Jury Bias in Medical Malpractice Trials

Medical malpractice lawyers face extreme jury bias at trial.  Much of the bias arises from favorable attitudes about physicians.  These attitudes persist despite the fact that medical malpractice is rampant, claiming 100,000 to 400,000 American lives every year, as well many serious personal injuries, such as paralysis, stroke, brain damage, cerebral palsy, septic shock, amputation, quadriplegia, paraplegia and the like.  Anti-plaintiff bias is not limited to jurors.  Judges also frequently display bias in favor of doctors and nurses who have committed medical negligence or hospital negligence.  A Mississippi white collar crime case is a fine example of pro-doctor bias faced by medical malpractice law firms.

In 2019, four medical professionals in Mississippi pleaded guilty to healthcare fraud. Two doctors and two registered nurses were involved in a scheme to illegally distribute and promote compounded vitamin pills and prescription pain creams. 

The physicians had been writing prescriptions for a specific pharmacy which then received payment from health insurers. The providers received a kickback of a percentage of the compensation from the pharmacy. The physicians prescribed medications in multitudes, even photocopying forms and setting prescriptions up for automatic refills, in hopes of a large payout. The prescriptions they were writing were for compounded pills, which are intended to be created specifically for an individual’s needs.

The allegations against the four providers alleged that they “participated in a scheme to defraud Tricare and other private health care benefit programs by prescribing and dispensing medically unnecessary compounded medications, some of which included ketamine, a controlled substance, to individuals, at times without first examining them, for the purpose of having a … compounding pharmacy dispense these medically unnecessary compounded medications.” It was estimated that more than $400 million was paid by Tricare and the other health benefit programs.

All four pleaded guilty and were charged with 15 combined counts of conspiracy to commit health fraud and mail fraud. One of the physicians was also charged with conspiracy to pay and receive health care kickbacks, conspiracy to distribute and dispense a controlled substance, and for distributing and dispensing a controlled substance. 

The physician who was most involved was originally sentenced to nine years in federal prison and forced to pay $10 million in restitution. His sentence was reduced to four years and $7.2M after U.S. District Judge Keith Starrett determined that this conviction had set the physician straight. During the trial, the physician atoned for his wrongdoing by saying, “I was an idiot, pardon my harsh language. This has been a monkey on my back. I want this all to go away, but it never goes away.”  The judge admonished the physician by stating, “I don’t know of anyone I’ve sentenced who was any more remorseful. The court concluded you will not offend again. You will make your parents proud.” 

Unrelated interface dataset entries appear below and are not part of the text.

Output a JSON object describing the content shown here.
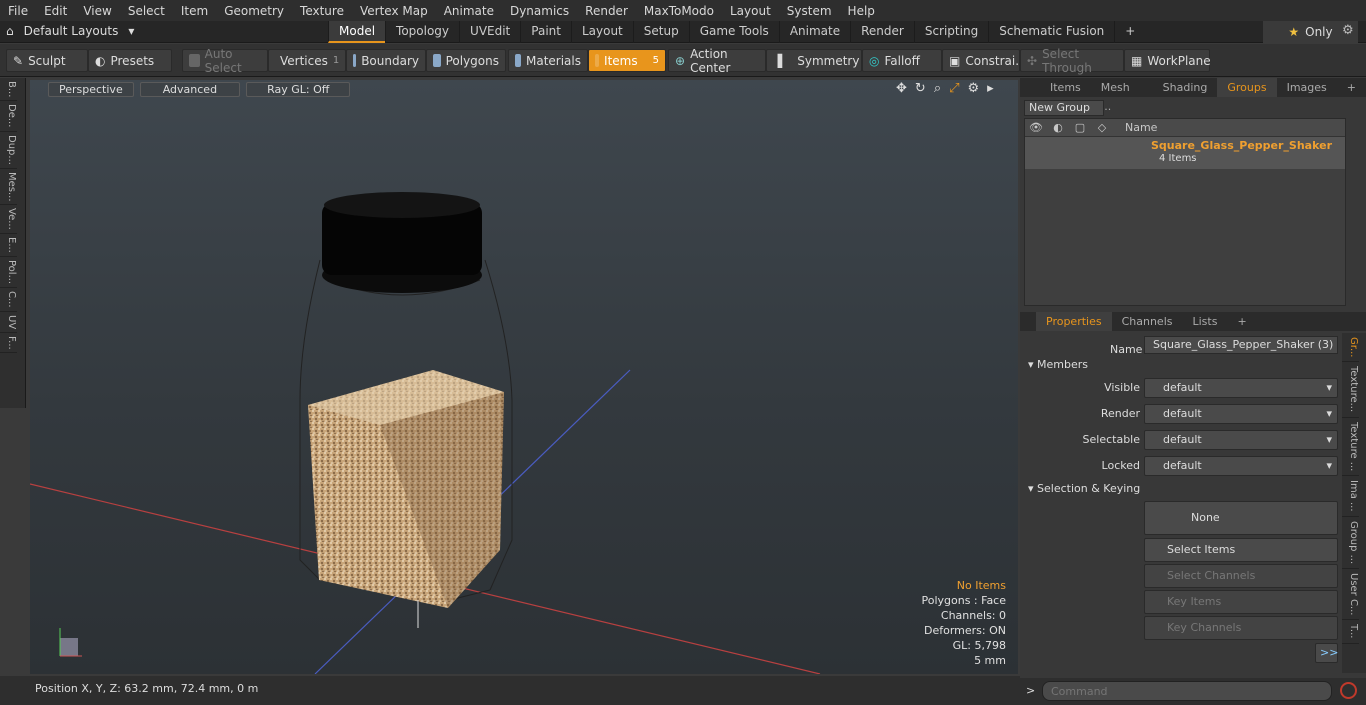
{
  "menu": [
    "File",
    "Edit",
    "View",
    "Select",
    "Item",
    "Geometry",
    "Texture",
    "Vertex Map",
    "Animate",
    "Dynamics",
    "Render",
    "MaxToModo",
    "Layout",
    "System",
    "Help"
  ],
  "layouts": "Default Layouts",
  "tabs": [
    "Model",
    "Topology",
    "UVEdit",
    "Paint",
    "Layout",
    "Setup",
    "Game Tools",
    "Animate",
    "Render",
    "Scripting",
    "Schematic Fusion",
    "+"
  ],
  "only": "Only",
  "toolbar": {
    "sculpt": "Sculpt",
    "presets": "Presets",
    "auto_select": "Auto Select",
    "vertices": "Vertices",
    "vertices_count": "1",
    "boundary": "Boundary",
    "polygons": "Polygons",
    "materials": "Materials",
    "items": "Items",
    "items_count": "5",
    "action_center": "Action Center",
    "symmetry": "Symmetry",
    "falloff": "Falloff",
    "constraints": "Constrai...",
    "select_through": "Select Through",
    "workplane": "WorkPlane"
  },
  "lefttabs": [
    "B...",
    "De...",
    "Dup...",
    "Mes...",
    "Ve...",
    "E...",
    "Pol...",
    "C...",
    "UV",
    "F..."
  ],
  "viewport": {
    "perspective": "Perspective",
    "advanced": "Advanced",
    "raygl": "Ray GL: Off",
    "info": {
      "no_items": "No Items",
      "polygons": "Polygons : Face",
      "channels": "Channels: 0",
      "deformers": "Deformers: ON",
      "gl": "GL: 5,798",
      "unit": "5 mm"
    }
  },
  "status": "Position X, Y, Z:   63.2 mm, 72.4 mm, 0 m",
  "rtabs": [
    "Items",
    "Mesh ...",
    "Shading",
    "Groups",
    "Images",
    "+"
  ],
  "new_group": "New Group",
  "list_header": "Name",
  "group_name": "Square_Glass_Pepper_Shaker",
  "group_items": "4 Items",
  "ptabs": [
    "Properties",
    "Channels",
    "Lists",
    "+"
  ],
  "props": {
    "name_label": "Name",
    "name_value": "Square_Glass_Pepper_Shaker (3)",
    "members": "Members",
    "visible": "Visible",
    "render": "Render",
    "selectable": "Selectable",
    "locked": "Locked",
    "default": "default",
    "sel_keying": "Selection & Keying",
    "none": "None",
    "select_items": "Select Items",
    "select_channels": "Select Channels",
    "key_items": "Key Items",
    "key_channels": "Key Channels",
    "more": ">>"
  },
  "vtabs": [
    "Gr...",
    "Texture...",
    "Texture ...",
    "Ima ...",
    "Group ...",
    "User C...",
    "T..."
  ],
  "command_placeholder": "Command"
}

It is not surprising that white collar criminals are treated so graciously by a federal or state court judge. It happens all of the time, especially when doctors are involved. Medical malpractice lawyers, like a medical malpractice lawyer in Cleveland, OH from Mishkind Kulwicki Law Co., LPA, face this same bias from jurors, but have experience with these cases and can help you get compensated.